Hayley Harland used to write songs, but now she makes masks. One half of Brighton-based indie-folk duo, TYGERMYLK (derived from the nickname of her childhood park ‘Milky Tigers’ and the 1996 Belle and Sebastian album), Harland and Aurora Bennett surfaced last year with debut single, What God Would Keep Us Apart – a heartbreaking song about Harland’s first love, whose parents locked away for two weeks after discovering their daughter was gay.
Since releasing their debut single, Harland and Bennett set to work on their first record, although the lockdown period hasn’t resulted in epic studio hours, as mask-making has taken over for Harland:
“Basically I make a face mask with tigers on it, and then for every face mask that is bought, one then gets donated to a key worker,” she says, speaking to Headliner from inside a tiny old Kia that used to belong to her grandad. She has recently been using the car as a makeshift live gig venue.
Currently staying with her parents in the land of no signal, Harland regularly drives to the top of the hill behind their house, parking right next to a mobile phone mast to ensure ultimate connectivity for gigs – and phone interviews.
“We're in quite a rural area and the Wi Fi comes down a little telephone line – and it is very rubbish,” she explains, admitting that she feels slightly guilty for saying that she’s feeling surprisingly upbeat despite the global pandemic.
“I think it's just because I've done one of those personality tests, and every time I do it, I come off as an introvert. And although I don't feel like an introvert, I actually really prefer being alone and isolated and all of that stuff. Not having to go out and have social engagements suits me really well!”
Elaborating about performing from “the tiniest car in the word,” she says that although no one in her family wants to actually drive it, they can’t bear to let it go:
“I have to put down all the seats to be able to fit me and a guitar in. It was my grandpa’s. He sadly passed away a year ago, and he loved his car so much that no one wanted to get rid of it. But no one in the family wanted it because it is this shitty little Kia,” she laughs.

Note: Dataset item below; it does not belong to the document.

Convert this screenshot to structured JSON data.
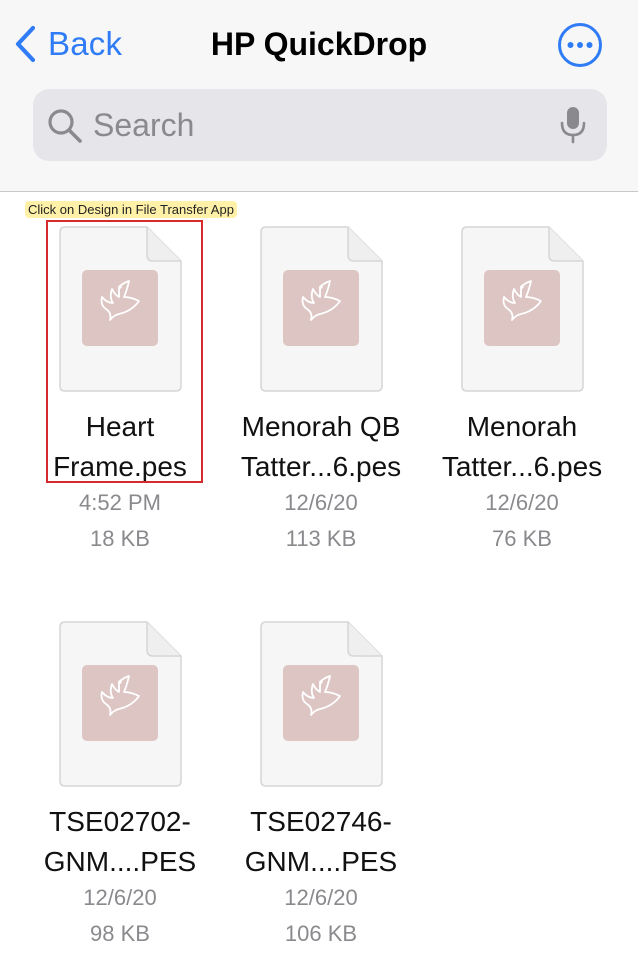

“It is so small; my uncle was driving it around for months before, and he just hated it because he couldn't properly fit his whole body in it. It's perfect for me because I'm small! I mean, I'm an average sized woman,” she corrects herself. “I'm small enough to fit in the car. I love it and it reminds me of him – and it's very easy to drive!”